* _Assigned task_
All the entries, exactly as they read, must be written out again.

[Provided records — start]

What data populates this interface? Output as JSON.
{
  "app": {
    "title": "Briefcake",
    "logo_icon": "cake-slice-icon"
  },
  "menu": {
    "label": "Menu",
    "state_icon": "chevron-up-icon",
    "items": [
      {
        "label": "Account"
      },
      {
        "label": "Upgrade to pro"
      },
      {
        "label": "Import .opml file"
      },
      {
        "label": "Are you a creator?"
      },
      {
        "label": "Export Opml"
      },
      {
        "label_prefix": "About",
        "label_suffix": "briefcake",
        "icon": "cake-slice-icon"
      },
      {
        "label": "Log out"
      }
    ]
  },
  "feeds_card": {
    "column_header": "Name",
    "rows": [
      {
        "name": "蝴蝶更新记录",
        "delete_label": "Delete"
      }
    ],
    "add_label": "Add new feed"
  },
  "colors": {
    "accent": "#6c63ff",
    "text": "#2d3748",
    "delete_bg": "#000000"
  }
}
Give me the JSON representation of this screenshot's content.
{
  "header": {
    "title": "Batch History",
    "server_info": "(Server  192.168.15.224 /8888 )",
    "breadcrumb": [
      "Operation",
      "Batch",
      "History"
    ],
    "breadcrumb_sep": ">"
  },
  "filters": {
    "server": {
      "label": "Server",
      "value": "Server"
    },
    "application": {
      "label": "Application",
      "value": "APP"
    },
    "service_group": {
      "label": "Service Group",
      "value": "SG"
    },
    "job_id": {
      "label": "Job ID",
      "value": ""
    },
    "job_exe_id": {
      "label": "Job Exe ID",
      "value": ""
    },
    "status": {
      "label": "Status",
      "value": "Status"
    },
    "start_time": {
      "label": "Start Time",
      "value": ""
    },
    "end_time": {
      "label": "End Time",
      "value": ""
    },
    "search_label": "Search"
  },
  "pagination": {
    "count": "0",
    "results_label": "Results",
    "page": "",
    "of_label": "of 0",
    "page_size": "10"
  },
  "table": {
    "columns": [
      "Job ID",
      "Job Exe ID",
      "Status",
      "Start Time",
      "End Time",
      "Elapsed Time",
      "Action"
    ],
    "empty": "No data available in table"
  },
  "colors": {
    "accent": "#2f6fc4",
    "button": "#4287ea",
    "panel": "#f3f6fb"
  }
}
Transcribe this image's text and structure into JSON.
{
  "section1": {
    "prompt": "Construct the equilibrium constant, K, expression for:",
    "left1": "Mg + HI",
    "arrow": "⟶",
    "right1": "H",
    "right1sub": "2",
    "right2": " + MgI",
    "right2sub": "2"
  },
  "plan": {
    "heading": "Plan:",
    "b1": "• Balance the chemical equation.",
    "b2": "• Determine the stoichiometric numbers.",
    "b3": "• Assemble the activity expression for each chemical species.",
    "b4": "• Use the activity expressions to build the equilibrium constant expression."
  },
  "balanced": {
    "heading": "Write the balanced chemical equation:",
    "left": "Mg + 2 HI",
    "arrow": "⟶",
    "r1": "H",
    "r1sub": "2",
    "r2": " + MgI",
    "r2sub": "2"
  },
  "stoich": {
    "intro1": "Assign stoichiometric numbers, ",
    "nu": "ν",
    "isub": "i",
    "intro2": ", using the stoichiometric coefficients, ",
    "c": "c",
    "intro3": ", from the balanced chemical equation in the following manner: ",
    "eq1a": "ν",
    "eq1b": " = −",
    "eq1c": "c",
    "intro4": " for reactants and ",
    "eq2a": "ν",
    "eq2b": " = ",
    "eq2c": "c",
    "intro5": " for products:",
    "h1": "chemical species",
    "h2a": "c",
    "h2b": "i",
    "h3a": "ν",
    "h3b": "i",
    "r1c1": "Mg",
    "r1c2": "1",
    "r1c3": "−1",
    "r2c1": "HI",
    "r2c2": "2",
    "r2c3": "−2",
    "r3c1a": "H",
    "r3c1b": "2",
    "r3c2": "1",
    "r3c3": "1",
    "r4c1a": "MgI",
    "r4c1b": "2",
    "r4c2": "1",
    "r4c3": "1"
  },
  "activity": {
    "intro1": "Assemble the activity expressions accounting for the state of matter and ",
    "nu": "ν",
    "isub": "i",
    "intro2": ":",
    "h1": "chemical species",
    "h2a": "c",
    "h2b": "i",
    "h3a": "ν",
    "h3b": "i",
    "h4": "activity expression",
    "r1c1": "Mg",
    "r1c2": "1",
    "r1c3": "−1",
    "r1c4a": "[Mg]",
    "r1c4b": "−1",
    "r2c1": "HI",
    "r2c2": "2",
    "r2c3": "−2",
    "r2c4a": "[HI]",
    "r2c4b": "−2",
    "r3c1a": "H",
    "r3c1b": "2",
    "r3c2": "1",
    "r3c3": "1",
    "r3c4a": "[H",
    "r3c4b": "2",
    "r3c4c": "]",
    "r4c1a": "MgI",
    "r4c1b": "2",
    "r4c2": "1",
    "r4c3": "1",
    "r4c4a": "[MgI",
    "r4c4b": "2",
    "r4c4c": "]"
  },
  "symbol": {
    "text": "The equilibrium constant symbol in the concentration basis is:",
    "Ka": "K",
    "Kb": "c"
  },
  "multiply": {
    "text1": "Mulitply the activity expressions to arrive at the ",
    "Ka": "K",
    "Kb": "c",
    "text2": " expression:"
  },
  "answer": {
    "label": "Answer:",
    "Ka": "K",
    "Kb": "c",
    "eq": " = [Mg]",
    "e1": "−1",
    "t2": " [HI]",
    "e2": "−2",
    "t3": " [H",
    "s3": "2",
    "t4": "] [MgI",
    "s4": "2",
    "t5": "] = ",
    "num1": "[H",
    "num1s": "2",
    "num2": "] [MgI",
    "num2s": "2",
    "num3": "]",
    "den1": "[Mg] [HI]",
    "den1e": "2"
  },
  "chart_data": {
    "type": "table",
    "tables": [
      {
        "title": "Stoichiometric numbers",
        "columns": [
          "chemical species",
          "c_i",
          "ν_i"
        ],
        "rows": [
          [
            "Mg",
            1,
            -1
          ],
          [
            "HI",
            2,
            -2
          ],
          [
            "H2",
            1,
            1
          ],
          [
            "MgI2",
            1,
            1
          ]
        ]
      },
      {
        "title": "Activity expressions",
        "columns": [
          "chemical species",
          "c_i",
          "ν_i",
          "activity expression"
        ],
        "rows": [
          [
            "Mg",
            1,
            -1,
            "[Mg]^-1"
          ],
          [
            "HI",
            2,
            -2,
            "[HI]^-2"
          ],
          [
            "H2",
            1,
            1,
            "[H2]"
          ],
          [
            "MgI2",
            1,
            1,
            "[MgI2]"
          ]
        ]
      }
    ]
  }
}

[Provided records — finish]

* _Final answer_
What data populates this interface? Output as JSON.
{
  "app": {
    "title": "Briefcake",
    "logo_icon": "cake-slice-icon"
  },
  "menu": {
    "label": "Menu",
    "state_icon": "chevron-up-icon",
    "items": [
      {
        "label": "Account"
      },
      {
        "label": "Upgrade to pro"
      },
      {
        "label": "Import .opml file"
      },
      {
        "label": "Are you a creator?"
      },
      {
        "label": "Export Opml"
      },
      {
        "label_prefix": "About",
        "label_suffix": "briefcake",
        "icon": "cake-slice-icon"
      },
      {
        "label": "Log out"
      }
    ]
  },
  "feeds_card": {
    "column_header": "Name",
    "rows": [
      {
        "name": "蝴蝶更新记录",
        "delete_label": "Delete"
      }
    ],
    "add_label": "Add new feed"
  },
  "colors": {
    "accent": "#6c63ff",
    "text": "#2d3748",
    "delete_bg": "#000000"
  }
}
Give me the JSON representation of this screenshot's content.
{
  "header": {
    "title": "Batch History",
    "server_info": "(Server  192.168.15.224 /8888 )",
    "breadcrumb": [
      "Operation",
      "Batch",
      "History"
    ],
    "breadcrumb_sep": ">"
  },
  "filters": {
    "server": {
      "label": "Server",
      "value": "Server"
    },
    "application": {
      "label": "Application",
      "value": "APP"
    },
    "service_group": {
      "label": "Service Group",
      "value": "SG"
    },
    "job_id": {
      "label": "Job ID",
      "value": ""
    },
    "job_exe_id": {
      "label": "Job Exe ID",
      "value": ""
    },
    "status": {
      "label": "Status",
      "value": "Status"
    },
    "start_time": {
      "label": "Start Time",
      "value": ""
    },
    "end_time": {
      "label": "End Time",
      "value": ""
    },
    "search_label": "Search"
  },
  "pagination": {
    "count": "0",
    "results_label": "Results",
    "page": "",
    "of_label": "of 0",
    "page_size": "10"
  },
  "table": {
    "columns": [
      "Job ID",
      "Job Exe ID",
      "Status",
      "Start Time",
      "End Time",
      "Elapsed Time",
      "Action"
    ],
    "empty": "No data available in table"
  },
  "colors": {
    "accent": "#2f6fc4",
    "button": "#4287ea",
    "panel": "#f3f6fb"
  }
}
Transcribe this image's text and structure into JSON.
{
  "section1": {
    "prompt": "Construct the equilibrium constant, K, expression for:",
    "left1": "Mg + HI",
    "arrow": "⟶",
    "right1": "H",
    "right1sub": "2",
    "right2": " + MgI",
    "right2sub": "2"
  },
  "plan": {
    "heading": "Plan:",
    "b1": "• Balance the chemical equation.",
    "b2": "• Determine the stoichiometric numbers.",
    "b3": "• Assemble the activity expression for each chemical species.",
    "b4": "• Use the activity expressions to build the equilibrium constant expression."
  },
  "balanced": {
    "heading": "Write the balanced chemical equation:",
    "left": "Mg + 2 HI",
    "arrow": "⟶",
    "r1": "H",
    "r1sub": "2",
    "r2": " + MgI",
    "r2sub": "2"
  },
  "stoich": {
    "intro1": "Assign stoichiometric numbers, ",
    "nu": "ν",
    "isub": "i",
    "intro2": ", using the stoichiometric coefficients, ",
    "c": "c",
    "intro3": ", from the balanced chemical equation in the following manner: ",
    "eq1a": "ν",
    "eq1b": " = −",
    "eq1c": "c",
    "intro4": " for reactants and ",
    "eq2a": "ν",
    "eq2b": " = ",
    "eq2c": "c",
    "intro5": " for products:",
    "h1": "chemical species",
    "h2a": "c",
    "h2b": "i",
    "h3a": "ν",
    "h3b": "i",
    "r1c1": "Mg",
    "r1c2": "1",
    "r1c3": "−1",
    "r2c1": "HI",
    "r2c2": "2",
    "r2c3": "−2",
    "r3c1a": "H",
    "r3c1b": "2",
    "r3c2": "1",
    "r3c3": "1",
    "r4c1a": "MgI",
    "r4c1b": "2",
    "r4c2": "1",
    "r4c3": "1"
  },
  "activity": {
    "intro1": "Assemble the activity expressions accounting for the state of matter and ",
    "nu": "ν",
    "isub": "i",
    "intro2": ":",
    "h1": "chemical species",
    "h2a": "c",
    "h2b": "i",
    "h3a": "ν",
    "h3b": "i",
    "h4": "activity expression",
    "r1c1": "Mg",
    "r1c2": "1",
    "r1c3": "−1",
    "r1c4a": "[Mg]",
    "r1c4b": "−1",
    "r2c1": "HI",
    "r2c2": "2",
    "r2c3": "−2",
    "r2c4a": "[HI]",
    "r2c4b": "−2",
    "r3c1a": "H",
    "r3c1b": "2",
    "r3c2": "1",
    "r3c3": "1",
    "r3c4a": "[H",
    "r3c4b": "2",
    "r3c4c": "]",
    "r4c1a": "MgI",
    "r4c1b": "2",
    "r4c2": "1",
    "r4c3": "1",
    "r4c4a": "[MgI",
    "r4c4b": "2",
    "r4c4c": "]"
  },
  "symbol": {
    "text": "The equilibrium constant symbol in the concentration basis is:",
    "Ka": "K",
    "Kb": "c"
  },
  "multiply": {
    "text1": "Mulitply the activity expressions to arrive at the ",
    "Ka": "K",
    "Kb": "c",
    "text2": " expression:"
  },
  "answer": {
    "label": "Answer:",
    "Ka": "K",
    "Kb": "c",
    "eq": " = [Mg]",
    "e1": "−1",
    "t2": " [HI]",
    "e2": "−2",
    "t3": " [H",
    "s3": "2",
    "t4": "] [MgI",
    "s4": "2",
    "t5": "] = ",
    "num1": "[H",
    "num1s": "2",
    "num2": "] [MgI",
    "num2s": "2",
    "num3": "]",
    "den1": "[Mg] [HI]",
    "den1e": "2"
  },
  "chart_data": {
    "type": "table",
    "tables": [
      {
        "title": "Stoichiometric numbers",
        "columns": [
          "chemical species",
          "c_i",
          "ν_i"
        ],
        "rows": [
          [
            "Mg",
            1,
            -1
          ],
          [
            "HI",
            2,
            -2
          ],
          [
            "H2",
            1,
            1
          ],
          [
            "MgI2",
            1,
            1
          ]
        ]
      },
      {
        "title": "Activity expressions",
        "columns": [
          "chemical species",
          "c_i",
          "ν_i",
          "activity expression"
        ],
        "rows": [
          [
            "Mg",
            1,
            -1,
            "[Mg]^-1"
          ],
          [
            "HI",
            2,
            -2,
            "[HI]^-2"
          ],
          [
            "H2",
            1,
            1,
            "[H2]"
          ],
          [
            "MgI2",
            1,
            1,
            "[MgI2]"
          ]
        ]
      }
    ]
  }
}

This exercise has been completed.